In a Budget which ‘meets the moment’, the Chancellor of the Exchequer Rishi Sunak has (3 March) set out a £65 billion three-point plan to provide support for jobs and businesses as we emerge from the pandemic and forge a path to recovery.
Chancellor’s three-point plan to support businesses and families, investments and to strengthen public finances.
Chancellor of the Exchequer Rishi Sunak said his immediate priority continues to be supporting those hardest hit, with extensions to furlough, self-employed support, business grants, loans and VAT cuts – bringing total fiscal support to over £407 billion. He also set out plans to drive jobs, growth and investment to help the economy rebound – and spoke honestly about the tough choices required to put the public finances on a more sustainable path.
Delivering the budget in Parliament Chancellor of the Exchequer Rishi Sunak said:
“This Budget meets the moment with a three-part plan to protect the jobs and livelihoods of the British people. First, we will continue doing whatever it takes to support the British people and businesses through this moment of crisis. Second, once we are on the way to recovery, we will need to begin fixing the public finances – and I want to be honest today about our plans to do that. And, third, in today’s Budget we begin the work of building our future economy.”
Here are the main points:
Protecting jobs and livelihoods
- the Coronavirus Job Retention Scheme will be extended to September and the Self-Employment Income Support Scheme (SEISS) will continue with a fourth and a fifth grant.
- In addition, the business rates holiday in England has been extended by an additional three months.
- To continue supporting the 150,000 businesses in the tourism and hospitality sectors and to protect 2.4 million jobs, the government has extended the temporary 5% reduced rate of VAT until 30 September 2021.
- Grant funding will be available to businesses in England through a new £5 billion Restart Grant scheme to help the high street
- A new Recovery Loan Scheme will also be launched to replace the existing government guaranteed schemes
- To maintain momentum for the Covid-19 vaccination programme, the Budget will inject an extra £1.65 billion
- the Chancellor is increasing support with £126 million of new money to enable 40,000 more traineeships, and doubling the cash incentive to firms who take on an apprentice to a £3,000 payment per hire. The National Living Wage will be increased to £8.91 from April
- A new mortgage guarantee scheme will enable homebuyers to secure a mortgage up to £600,000 with a 5% deposit
- £700 million will support the UK’s arts, culture and sporting institutions
- Fuel duty will be frozen for the 11th consecutive year

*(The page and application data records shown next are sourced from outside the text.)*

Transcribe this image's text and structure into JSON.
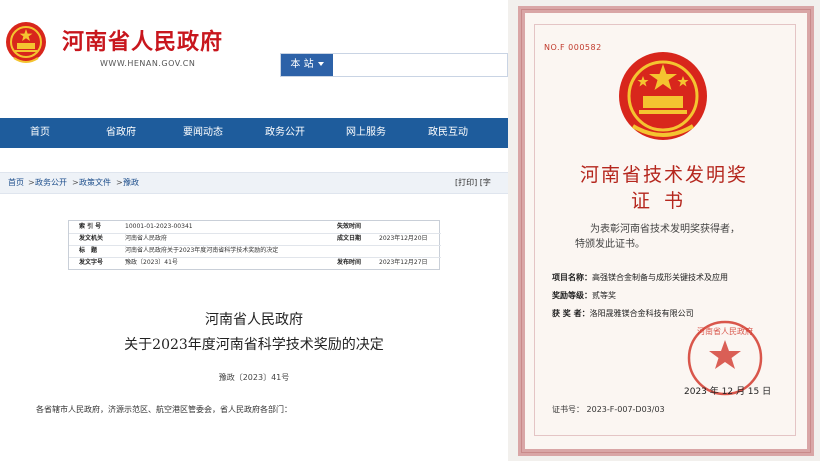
{
  "site": {
    "title": "河南省人民政府",
    "url": "WWW.HENAN.GOV.CN",
    "search_scope": "本 站",
    "search_placeholder": ""
  },
  "nav": {
    "items": [
      "首页",
      "省政府",
      "要闻动态",
      "政务公开",
      "网上服务",
      "政民互动"
    ]
  },
  "breadcrumb": {
    "items": [
      "首页",
      "政务公开",
      "政策文件",
      "豫政"
    ],
    "separator": ">",
    "tools": "[打印]  [字"
  },
  "meta": {
    "index_label": "索 引 号",
    "index_value": "10001-01-2023-00341",
    "validity_label": "失效时间",
    "validity_value": "",
    "issuer_label": "发文机关",
    "issuer_value": "河南省人民政府",
    "created_label": "成文日期",
    "created_value": "2023年12月20日",
    "title_label": "标　题",
    "title_value": "河南省人民政府关于2023年度河南省科学技术奖励的决定",
    "docno_label": "发文字号",
    "docno_value": "豫政〔2023〕41号",
    "published_label": "发布时间",
    "published_value": "2023年12月27日"
  },
  "document": {
    "title_line1": "河南省人民政府",
    "title_line2": "关于2023年度河南省科学技术奖励的决定",
    "doc_number": "豫政〔2023〕41号",
    "salutation": "各省辖市人民政府，济源示范区、航空港区管委会，省人民政府各部门："
  },
  "certificate": {
    "number": "NO.F 000582",
    "title": "河南省技术发明奖",
    "subtitle": "证书",
    "text_line1": "为表彰河南省技术发明奖获得者，",
    "text_line2": "特颁发此证书。",
    "project_label": "项目名称：",
    "project_value": "高强镁合金制备与成形关键技术及应用",
    "grade_label": "奖励等级：",
    "grade_value": "贰等奖",
    "winner_label": "获 奖 者：",
    "winner_value": "洛阳晟雅镁合金科技有限公司",
    "date": "2023 年 12 月 15 日",
    "cert_id": "证书号： 2023-F-007-D03/03",
    "seal_text": "河南省人民政府"
  },
  "colors": {
    "brand_red": "#c8161d",
    "nav_blue": "#1e5c9c",
    "cert_red": "#b5271e",
    "gold": "#f4c430"
  }
}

Strengthening the public finances
Income tax personal allowance and the higher rate threshold will rise next year as planned and will then be maintained at that level until April 2026. Nobody’s take home pay will be less than it is now, and the UK’s allowances remain the most generous of any G20 country.
To balance the need to raise revenue with the objective of having an internationally competitive tax system, the rate of Corporation Tax will increase to 25%, which will remain the lowest rate in the G7. In order to support the recovery, the increase will not take effect until 2023. Businesses with profits of £50,000 or less, around 70% of actively trading companies, will continue to be taxed at 19%.
An investment-led recovery
- New English Freeports will be based in East Midlands Airport, Felixstowe & Harwich, Humber, Liverpool City Region, Plymouth, Solent, Thames and Teesside and will be special economic zones with different rules to make it easier and cheaper to do business.
- The Budget also coincides with the publication of the the government’s new Build Back Better: our plan for growth strategy, setting out how infrastructure, skills and innovation will drive the UK economy.
- 130,000 small and medium sized businesses will be supported through the new Help to Grow scheme, providing the digital and management tools needed to innovate, grow and help drive recovery.
- Beginning April 2021, a new super-deduction will cut companies’ tax bill by 25p for every pound they invest in new equipment meaning they can reduce their taxable profits by 130% of the cost.
- new port infrastructure will be built to support the next generation of offshore wind projects in Teesside and Humberside. The UK will issue at least £15 billion in green bonds to help finance the transition to net zero and the government will launch the world’s first sovereign green savings bond for retail investors.